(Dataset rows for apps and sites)
☆ ☆ ☆ ☆
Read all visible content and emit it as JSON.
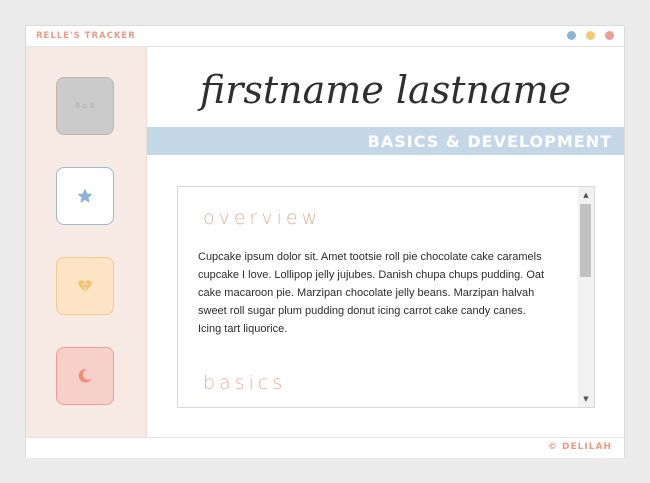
{
  "app": {
    "title": "RELLE'S TRACKER"
  },
  "window_controls": [
    "blue-dot",
    "yellow-dot",
    "red-dot"
  ],
  "sidebar": {
    "items": [
      {
        "icon": "grid-icon",
        "glyph": "⠿ ▫ ⠿"
      },
      {
        "icon": "star-icon"
      },
      {
        "icon": "heart-gem-icon"
      },
      {
        "icon": "moon-icon"
      }
    ]
  },
  "header": {
    "name": "firstname lastname",
    "banner": "BASICS & DEVELOPMENT"
  },
  "content": {
    "overview_heading": "overview",
    "overview_text": "Cupcake ipsum dolor sit. Amet tootsie roll pie chocolate cake caramels cupcake I love. Lollipop jelly jujubes. Danish chupa chups pudding. Oat cake macaroon pie. Marzipan chocolate jelly beans. Marzipan halvah sweet roll sugar plum pudding donut icing carrot cake candy canes. Icing tart liquorice.",
    "basics_heading": "basics"
  },
  "footer": {
    "credit": "© DELILAH"
  },
  "colors": {
    "accent": "#ec9a86",
    "banner": "#c3d7e6",
    "sidebar_bg": "#f7e9e3"
  }
}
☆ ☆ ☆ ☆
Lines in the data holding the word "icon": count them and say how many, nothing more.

_ANSWER SECTION_
4